_TASK INPUTS_:
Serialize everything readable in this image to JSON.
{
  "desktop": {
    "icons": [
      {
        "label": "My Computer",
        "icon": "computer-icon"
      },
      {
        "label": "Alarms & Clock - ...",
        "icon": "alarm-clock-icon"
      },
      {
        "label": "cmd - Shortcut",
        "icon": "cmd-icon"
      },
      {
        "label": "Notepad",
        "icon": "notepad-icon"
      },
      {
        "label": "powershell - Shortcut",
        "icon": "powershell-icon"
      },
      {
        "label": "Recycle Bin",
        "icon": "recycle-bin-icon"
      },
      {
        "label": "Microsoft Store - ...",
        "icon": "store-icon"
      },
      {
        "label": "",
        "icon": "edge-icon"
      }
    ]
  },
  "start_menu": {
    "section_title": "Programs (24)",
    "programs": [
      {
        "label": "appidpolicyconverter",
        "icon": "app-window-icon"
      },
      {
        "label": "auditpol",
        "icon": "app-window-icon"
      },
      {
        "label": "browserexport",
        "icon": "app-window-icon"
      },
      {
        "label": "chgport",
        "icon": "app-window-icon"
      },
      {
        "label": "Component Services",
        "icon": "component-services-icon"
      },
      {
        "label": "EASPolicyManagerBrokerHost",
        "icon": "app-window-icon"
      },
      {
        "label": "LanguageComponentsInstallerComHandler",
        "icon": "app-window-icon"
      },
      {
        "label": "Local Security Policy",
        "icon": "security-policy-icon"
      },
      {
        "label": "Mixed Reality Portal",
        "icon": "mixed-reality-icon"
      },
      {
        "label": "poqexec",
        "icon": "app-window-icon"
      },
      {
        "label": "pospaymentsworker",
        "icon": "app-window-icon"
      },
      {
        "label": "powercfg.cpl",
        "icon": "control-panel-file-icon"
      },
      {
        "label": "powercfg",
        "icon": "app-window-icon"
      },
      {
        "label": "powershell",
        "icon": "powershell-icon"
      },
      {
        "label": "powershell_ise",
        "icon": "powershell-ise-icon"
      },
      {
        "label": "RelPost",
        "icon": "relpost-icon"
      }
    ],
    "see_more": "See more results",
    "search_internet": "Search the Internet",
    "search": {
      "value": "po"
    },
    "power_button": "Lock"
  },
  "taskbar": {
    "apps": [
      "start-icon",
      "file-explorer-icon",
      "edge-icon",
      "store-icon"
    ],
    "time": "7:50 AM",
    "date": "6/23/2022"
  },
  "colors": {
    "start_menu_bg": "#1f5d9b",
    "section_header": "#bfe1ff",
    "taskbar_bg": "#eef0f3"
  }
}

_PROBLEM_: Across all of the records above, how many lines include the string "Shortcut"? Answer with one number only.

_EXERCISE SOLUTION_: 2